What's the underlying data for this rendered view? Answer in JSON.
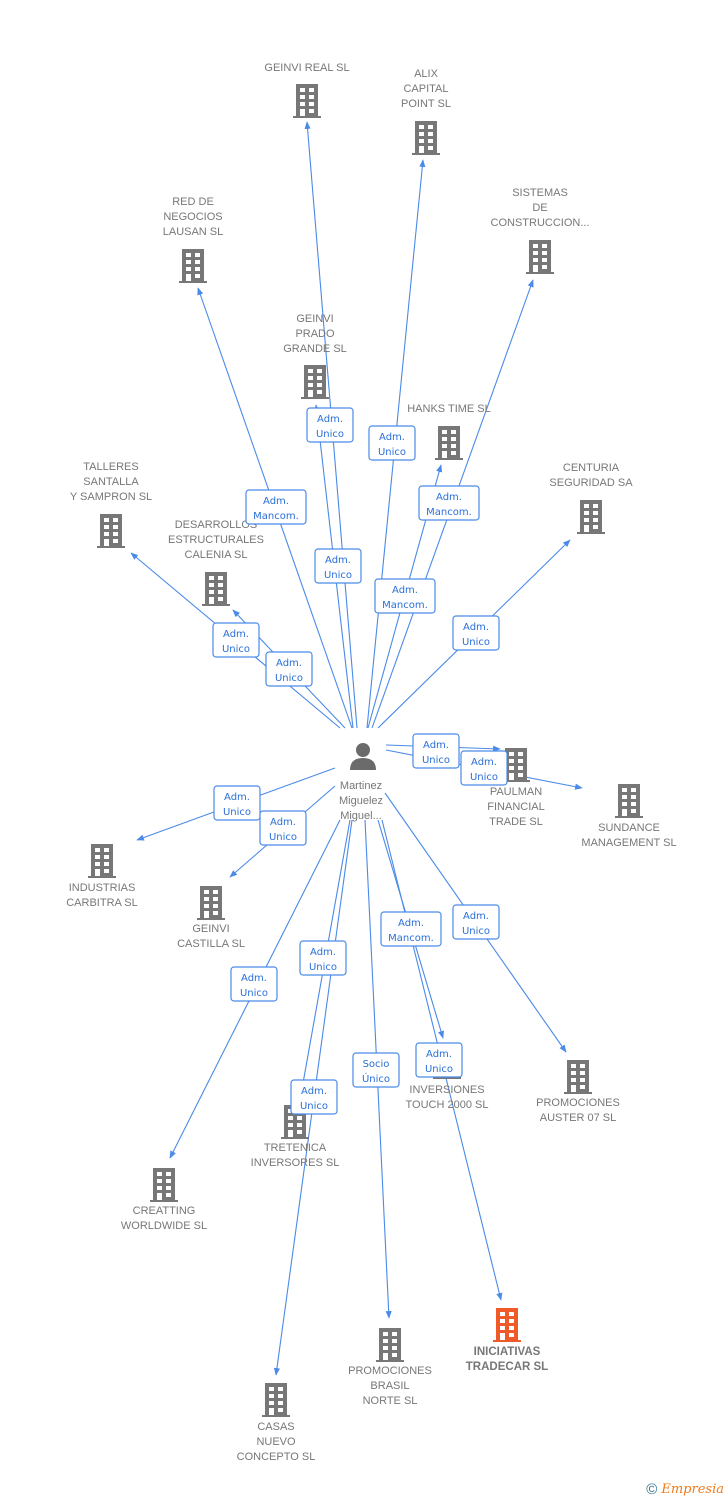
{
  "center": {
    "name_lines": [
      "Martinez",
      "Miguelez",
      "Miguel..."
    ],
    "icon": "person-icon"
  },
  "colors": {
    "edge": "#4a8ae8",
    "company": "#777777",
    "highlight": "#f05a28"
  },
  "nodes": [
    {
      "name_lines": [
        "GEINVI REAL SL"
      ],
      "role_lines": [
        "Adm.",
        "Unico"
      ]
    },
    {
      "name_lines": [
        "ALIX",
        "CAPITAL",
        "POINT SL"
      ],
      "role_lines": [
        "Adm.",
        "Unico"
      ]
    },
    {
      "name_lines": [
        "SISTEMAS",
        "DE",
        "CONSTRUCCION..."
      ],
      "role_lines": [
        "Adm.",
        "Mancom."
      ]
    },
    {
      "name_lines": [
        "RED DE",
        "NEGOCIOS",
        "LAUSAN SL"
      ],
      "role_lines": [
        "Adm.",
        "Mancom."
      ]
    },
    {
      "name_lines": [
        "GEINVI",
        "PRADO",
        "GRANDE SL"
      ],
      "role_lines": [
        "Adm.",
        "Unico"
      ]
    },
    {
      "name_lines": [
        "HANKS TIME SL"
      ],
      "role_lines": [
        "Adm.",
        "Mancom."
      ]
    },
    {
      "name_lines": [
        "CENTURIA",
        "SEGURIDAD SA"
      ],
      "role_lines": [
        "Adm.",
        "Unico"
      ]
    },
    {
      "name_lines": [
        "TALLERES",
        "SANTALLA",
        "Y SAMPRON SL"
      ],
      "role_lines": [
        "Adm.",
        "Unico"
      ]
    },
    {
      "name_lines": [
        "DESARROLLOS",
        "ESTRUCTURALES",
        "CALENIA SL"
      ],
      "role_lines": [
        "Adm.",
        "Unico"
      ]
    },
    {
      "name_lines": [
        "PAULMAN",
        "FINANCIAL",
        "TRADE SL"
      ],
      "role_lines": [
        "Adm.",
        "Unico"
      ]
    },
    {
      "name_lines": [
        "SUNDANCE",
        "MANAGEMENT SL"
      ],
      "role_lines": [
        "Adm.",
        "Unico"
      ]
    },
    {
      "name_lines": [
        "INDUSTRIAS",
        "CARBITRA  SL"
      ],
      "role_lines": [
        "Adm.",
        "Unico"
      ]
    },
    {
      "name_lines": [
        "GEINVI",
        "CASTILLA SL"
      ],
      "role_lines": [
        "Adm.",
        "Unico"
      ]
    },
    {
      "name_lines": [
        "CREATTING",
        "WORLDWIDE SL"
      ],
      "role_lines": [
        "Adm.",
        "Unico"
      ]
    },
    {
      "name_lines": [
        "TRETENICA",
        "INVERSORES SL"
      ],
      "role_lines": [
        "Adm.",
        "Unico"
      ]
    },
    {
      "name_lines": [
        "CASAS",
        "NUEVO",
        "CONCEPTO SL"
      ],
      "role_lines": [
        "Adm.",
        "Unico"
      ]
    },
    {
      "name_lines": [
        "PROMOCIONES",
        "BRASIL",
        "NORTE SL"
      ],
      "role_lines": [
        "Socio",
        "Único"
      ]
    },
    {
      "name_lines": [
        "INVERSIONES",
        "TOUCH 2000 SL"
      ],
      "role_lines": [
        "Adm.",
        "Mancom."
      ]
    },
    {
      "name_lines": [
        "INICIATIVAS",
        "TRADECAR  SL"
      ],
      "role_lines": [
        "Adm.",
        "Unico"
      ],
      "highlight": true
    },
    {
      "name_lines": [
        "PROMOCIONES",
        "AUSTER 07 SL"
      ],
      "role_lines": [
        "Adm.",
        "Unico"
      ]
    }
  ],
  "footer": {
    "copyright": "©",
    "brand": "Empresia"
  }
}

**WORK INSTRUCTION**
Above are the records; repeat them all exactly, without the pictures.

**TASK SOLUTION**
What's the underlying data for this rendered view? Answer in JSON.
{
  "center": {
    "name_lines": [
      "Martinez",
      "Miguelez",
      "Miguel..."
    ],
    "icon": "person-icon"
  },
  "colors": {
    "edge": "#4a8ae8",
    "company": "#777777",
    "highlight": "#f05a28"
  },
  "nodes": [
    {
      "name_lines": [
        "GEINVI REAL SL"
      ],
      "role_lines": [
        "Adm.",
        "Unico"
      ]
    },
    {
      "name_lines": [
        "ALIX",
        "CAPITAL",
        "POINT SL"
      ],
      "role_lines": [
        "Adm.",
        "Unico"
      ]
    },
    {
      "name_lines": [
        "SISTEMAS",
        "DE",
        "CONSTRUCCION..."
      ],
      "role_lines": [
        "Adm.",
        "Mancom."
      ]
    },
    {
      "name_lines": [
        "RED DE",
        "NEGOCIOS",
        "LAUSAN SL"
      ],
      "role_lines": [
        "Adm.",
        "Mancom."
      ]
    },
    {
      "name_lines": [
        "GEINVI",
        "PRADO",
        "GRANDE SL"
      ],
      "role_lines": [
        "Adm.",
        "Unico"
      ]
    },
    {
      "name_lines": [
        "HANKS TIME SL"
      ],
      "role_lines": [
        "Adm.",
        "Mancom."
      ]
    },
    {
      "name_lines": [
        "CENTURIA",
        "SEGURIDAD SA"
      ],
      "role_lines": [
        "Adm.",
        "Unico"
      ]
    },
    {
      "name_lines": [
        "TALLERES",
        "SANTALLA",
        "Y SAMPRON SL"
      ],
      "role_lines": [
        "Adm.",
        "Unico"
      ]
    },
    {
      "name_lines": [
        "DESARROLLOS",
        "ESTRUCTURALES",
        "CALENIA SL"
      ],
      "role_lines": [
        "Adm.",
        "Unico"
      ]
    },
    {
      "name_lines": [
        "PAULMAN",
        "FINANCIAL",
        "TRADE SL"
      ],
      "role_lines": [
        "Adm.",
        "Unico"
      ]
    },
    {
      "name_lines": [
        "SUNDANCE",
        "MANAGEMENT SL"
      ],
      "role_lines": [
        "Adm.",
        "Unico"
      ]
    },
    {
      "name_lines": [
        "INDUSTRIAS",
        "CARBITRA  SL"
      ],
      "role_lines": [
        "Adm.",
        "Unico"
      ]
    },
    {
      "name_lines": [
        "GEINVI",
        "CASTILLA SL"
      ],
      "role_lines": [
        "Adm.",
        "Unico"
      ]
    },
    {
      "name_lines": [
        "CREATTING",
        "WORLDWIDE SL"
      ],
      "role_lines": [
        "Adm.",
        "Unico"
      ]
    },
    {
      "name_lines": [
        "TRETENICA",
        "INVERSORES SL"
      ],
      "role_lines": [
        "Adm.",
        "Unico"
      ]
    },
    {
      "name_lines": [
        "CASAS",
        "NUEVO",
        "CONCEPTO SL"
      ],
      "role_lines": [
        "Adm.",
        "Unico"
      ]
    },
    {
      "name_lines": [
        "PROMOCIONES",
        "BRASIL",
        "NORTE SL"
      ],
      "role_lines": [
        "Socio",
        "Único"
      ]
    },
    {
      "name_lines": [
        "INVERSIONES",
        "TOUCH 2000 SL"
      ],
      "role_lines": [
        "Adm.",
        "Mancom."
      ]
    },
    {
      "name_lines": [
        "INICIATIVAS",
        "TRADECAR  SL"
      ],
      "role_lines": [
        "Adm.",
        "Unico"
      ],
      "highlight": true
    },
    {
      "name_lines": [
        "PROMOCIONES",
        "AUSTER 07 SL"
      ],
      "role_lines": [
        "Adm.",
        "Unico"
      ]
    }
  ],
  "footer": {
    "copyright": "©",
    "brand": "Empresia"
  }
}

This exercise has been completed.